But a growing number of leaders lack a moral conscience, compass and courage. They are arrogant, cowardly and secretive. They have little or no integrity, and pursue their own personal interests and needs. They shy away from any accountability for their own decisions, actions and the consequences of these.
Immoral leaders’ followers are very rarely empowered and enabled to do their jobs well. These leaders feel threatened by their followers and tend to actively block their development.
The previous four sources I’ve described pertain to a “lack of”.
This fifth source relates to the “presence of” something: toxicity. Toxicity manifests in leaders’ ongoing, deliberate actions to undermine their followers’ sense of dignity, self-worth and efficacy.
These destructive actions may be physical, psychosocial, spiritual or all three.
The imperative of reimagining leadership
What can be done to deal with these sources of the world’s leadership crisis?

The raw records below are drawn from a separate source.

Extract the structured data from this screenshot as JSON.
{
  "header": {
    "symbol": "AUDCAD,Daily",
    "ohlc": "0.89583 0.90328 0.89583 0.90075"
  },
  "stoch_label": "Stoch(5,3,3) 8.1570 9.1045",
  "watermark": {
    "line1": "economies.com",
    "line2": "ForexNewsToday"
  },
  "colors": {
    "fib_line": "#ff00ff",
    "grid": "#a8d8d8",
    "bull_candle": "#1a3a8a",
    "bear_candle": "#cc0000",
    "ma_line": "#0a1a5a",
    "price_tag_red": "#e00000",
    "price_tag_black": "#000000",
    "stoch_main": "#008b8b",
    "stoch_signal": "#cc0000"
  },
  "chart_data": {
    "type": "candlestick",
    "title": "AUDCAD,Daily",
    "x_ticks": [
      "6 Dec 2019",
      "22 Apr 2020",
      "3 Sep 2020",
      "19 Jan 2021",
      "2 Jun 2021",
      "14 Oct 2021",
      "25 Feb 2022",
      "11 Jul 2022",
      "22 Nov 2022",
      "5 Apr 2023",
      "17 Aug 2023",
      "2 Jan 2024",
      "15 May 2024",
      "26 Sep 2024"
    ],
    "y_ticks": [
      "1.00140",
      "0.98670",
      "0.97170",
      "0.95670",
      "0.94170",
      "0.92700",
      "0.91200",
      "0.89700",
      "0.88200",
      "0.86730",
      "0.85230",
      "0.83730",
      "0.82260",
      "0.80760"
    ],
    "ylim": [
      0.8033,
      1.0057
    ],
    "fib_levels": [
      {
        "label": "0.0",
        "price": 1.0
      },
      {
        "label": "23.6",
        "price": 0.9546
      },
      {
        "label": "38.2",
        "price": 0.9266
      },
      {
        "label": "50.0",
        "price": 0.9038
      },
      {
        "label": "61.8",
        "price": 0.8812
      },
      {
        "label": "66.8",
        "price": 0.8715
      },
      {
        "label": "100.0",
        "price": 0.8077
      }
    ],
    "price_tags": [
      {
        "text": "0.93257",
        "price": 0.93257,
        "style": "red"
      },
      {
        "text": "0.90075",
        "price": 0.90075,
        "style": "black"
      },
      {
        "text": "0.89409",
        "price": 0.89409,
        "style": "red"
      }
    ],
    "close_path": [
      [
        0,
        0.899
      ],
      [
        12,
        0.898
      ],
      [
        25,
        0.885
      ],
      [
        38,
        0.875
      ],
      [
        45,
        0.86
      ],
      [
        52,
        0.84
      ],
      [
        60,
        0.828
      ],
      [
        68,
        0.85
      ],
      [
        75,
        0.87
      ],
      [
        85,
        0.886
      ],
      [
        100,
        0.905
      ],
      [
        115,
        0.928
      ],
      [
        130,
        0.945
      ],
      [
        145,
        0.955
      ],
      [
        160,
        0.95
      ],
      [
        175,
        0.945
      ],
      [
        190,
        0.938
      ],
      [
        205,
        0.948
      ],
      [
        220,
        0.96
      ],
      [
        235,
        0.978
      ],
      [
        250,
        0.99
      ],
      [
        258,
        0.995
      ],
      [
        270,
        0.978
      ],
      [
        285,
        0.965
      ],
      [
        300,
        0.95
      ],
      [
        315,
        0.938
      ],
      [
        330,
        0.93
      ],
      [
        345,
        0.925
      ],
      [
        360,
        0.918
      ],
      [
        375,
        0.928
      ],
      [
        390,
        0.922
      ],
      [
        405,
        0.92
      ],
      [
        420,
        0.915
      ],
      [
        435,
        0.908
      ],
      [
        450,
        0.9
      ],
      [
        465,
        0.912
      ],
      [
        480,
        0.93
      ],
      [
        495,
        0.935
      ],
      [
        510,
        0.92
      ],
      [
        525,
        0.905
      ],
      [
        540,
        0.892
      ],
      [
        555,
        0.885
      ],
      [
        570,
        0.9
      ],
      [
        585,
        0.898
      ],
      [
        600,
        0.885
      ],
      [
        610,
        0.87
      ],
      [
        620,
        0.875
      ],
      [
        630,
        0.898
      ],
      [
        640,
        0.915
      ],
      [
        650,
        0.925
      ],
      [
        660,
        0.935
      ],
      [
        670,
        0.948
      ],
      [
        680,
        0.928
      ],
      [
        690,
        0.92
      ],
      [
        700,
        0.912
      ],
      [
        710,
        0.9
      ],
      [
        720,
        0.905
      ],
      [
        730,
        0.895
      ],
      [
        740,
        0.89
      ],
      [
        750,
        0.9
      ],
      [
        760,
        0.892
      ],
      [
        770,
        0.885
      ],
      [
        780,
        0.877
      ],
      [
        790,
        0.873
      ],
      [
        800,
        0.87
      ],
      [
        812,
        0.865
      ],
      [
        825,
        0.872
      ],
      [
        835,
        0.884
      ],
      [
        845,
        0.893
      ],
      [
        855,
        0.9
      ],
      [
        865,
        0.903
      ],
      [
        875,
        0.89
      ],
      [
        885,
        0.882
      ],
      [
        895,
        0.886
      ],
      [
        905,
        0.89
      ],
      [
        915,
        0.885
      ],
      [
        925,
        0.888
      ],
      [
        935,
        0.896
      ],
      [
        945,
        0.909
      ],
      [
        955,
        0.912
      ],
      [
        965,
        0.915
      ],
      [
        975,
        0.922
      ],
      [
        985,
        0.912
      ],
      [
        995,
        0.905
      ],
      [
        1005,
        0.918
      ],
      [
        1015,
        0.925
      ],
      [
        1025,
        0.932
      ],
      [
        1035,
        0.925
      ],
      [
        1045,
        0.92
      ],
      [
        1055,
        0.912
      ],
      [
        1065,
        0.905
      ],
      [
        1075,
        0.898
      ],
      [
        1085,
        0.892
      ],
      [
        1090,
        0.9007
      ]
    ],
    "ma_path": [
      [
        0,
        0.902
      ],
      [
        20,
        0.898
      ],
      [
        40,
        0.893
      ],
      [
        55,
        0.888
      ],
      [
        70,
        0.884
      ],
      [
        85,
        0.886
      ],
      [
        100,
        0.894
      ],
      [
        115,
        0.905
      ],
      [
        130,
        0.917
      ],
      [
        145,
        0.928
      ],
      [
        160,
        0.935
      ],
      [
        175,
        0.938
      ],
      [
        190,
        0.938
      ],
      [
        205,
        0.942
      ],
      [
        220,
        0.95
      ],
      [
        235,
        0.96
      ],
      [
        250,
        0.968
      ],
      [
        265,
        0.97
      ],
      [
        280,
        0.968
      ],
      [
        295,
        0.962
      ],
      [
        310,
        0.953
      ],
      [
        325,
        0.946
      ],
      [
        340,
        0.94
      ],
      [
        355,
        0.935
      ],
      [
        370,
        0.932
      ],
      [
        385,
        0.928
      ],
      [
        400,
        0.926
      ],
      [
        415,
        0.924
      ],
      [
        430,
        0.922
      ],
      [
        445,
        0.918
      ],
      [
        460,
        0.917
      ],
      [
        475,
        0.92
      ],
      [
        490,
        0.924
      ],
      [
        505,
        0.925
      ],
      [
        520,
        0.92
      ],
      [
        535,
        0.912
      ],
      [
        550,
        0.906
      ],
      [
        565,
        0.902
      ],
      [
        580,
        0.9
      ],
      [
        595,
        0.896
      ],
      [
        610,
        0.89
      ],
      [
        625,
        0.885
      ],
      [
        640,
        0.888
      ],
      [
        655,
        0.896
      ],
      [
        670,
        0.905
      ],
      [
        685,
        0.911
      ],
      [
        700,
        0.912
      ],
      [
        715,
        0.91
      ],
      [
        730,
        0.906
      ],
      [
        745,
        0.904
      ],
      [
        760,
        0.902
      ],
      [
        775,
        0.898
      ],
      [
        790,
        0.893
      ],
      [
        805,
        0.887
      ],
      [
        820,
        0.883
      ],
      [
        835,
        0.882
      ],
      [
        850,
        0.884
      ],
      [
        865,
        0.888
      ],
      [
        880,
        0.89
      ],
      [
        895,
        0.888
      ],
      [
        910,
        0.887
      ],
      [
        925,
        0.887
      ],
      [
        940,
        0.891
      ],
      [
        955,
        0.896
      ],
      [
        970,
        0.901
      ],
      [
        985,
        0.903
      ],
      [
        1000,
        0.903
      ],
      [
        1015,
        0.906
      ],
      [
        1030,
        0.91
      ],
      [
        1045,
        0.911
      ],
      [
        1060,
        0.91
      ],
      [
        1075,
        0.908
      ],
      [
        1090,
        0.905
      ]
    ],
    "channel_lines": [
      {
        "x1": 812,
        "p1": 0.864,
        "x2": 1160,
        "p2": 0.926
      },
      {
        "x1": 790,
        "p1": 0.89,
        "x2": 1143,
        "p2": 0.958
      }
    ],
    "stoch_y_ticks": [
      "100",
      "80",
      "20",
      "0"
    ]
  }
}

The first, knee-jerk response is to embark on a frantic search for a silver bullet. But such missions often cause more damage than the existing crisis. A supposedly new and “better” form of leadership is posited. This lulls people into a false sense of security. The hard reality? There is no magic wand.
It’s imperative not to start with answers to given questions, but rather up front to identify the right questions about future-fit leadership and then seek answers. It’s time to reimagine leadership anew, both in terms of new questions and answers that will have lasting benefits. Here are six possible questions to help us find useful answers:
- Where? It’s important to choose an appropriate leadership vantage point from which to look at leadership. I contend this entails taking a complexity, long term perspective of leadership. This will allow organisations and societies to reimagine leaders as holistic, organic, integrated and dynamic whole persons.
- Where to? This involves crafting a leadership excellence model that is matched to the leadership challenges, demands and requirements of the new world.
- What? This encompasses systemically reinventing and reprogramming the five leadership facets of ability, intelligence, maturity, morality and authenticity at a much deeper level in order to match leaders closer to the new world.
- How? Continuous lifelong, blended leadership development across all leadership facets must occur and form part of leaders’ key performance areas. Leadership capacity, and its development, must be set as a national priority by countries’ governments, and by organisations.
- Who? Everyone must be enabled and empowered to be a leader. All leaders must be encouraged to take a leadership oath in which they’d publicly commit to leadership excellence and being held accountable accordingly.
- When? The identification, growth and development of leadership must start in early childhood at school level already, and continue throughout a person’s whole life.
There is much to do if we’re to tackle the world’s deepening, widening leadership crisis. Without better leaders, the future of the world is truly at stake with the growing risk of a world implosion. We need to reimagine and nurture leadership for this new world.
*The views expressed in the article are that of the author/s and does not necessary reflect that of the University of Johannesburg.
Latest News| View All News
UJ women’s U21 football team settles for silver in Pirates…
Twenty (20) Under-21 women’s football teams put up a fierce
UJ and TUT collaborate to launch TUT Hub of the…
The University of Johannesburg (UJ) in partnership with the Tshwane
Vice-Chancellor Message – 24 March 2023
Dear UJ Community, UJ has, in recent years, established itself
80-year-old graduates with a PhD from the University of Johannesburg
Henry Ford’s famous quote “Anyone who keeps learning stays young.
UJ ranks among best universities globally for 13 subjects
The University of Johannesburg (UJ)’s academic prowess and quality of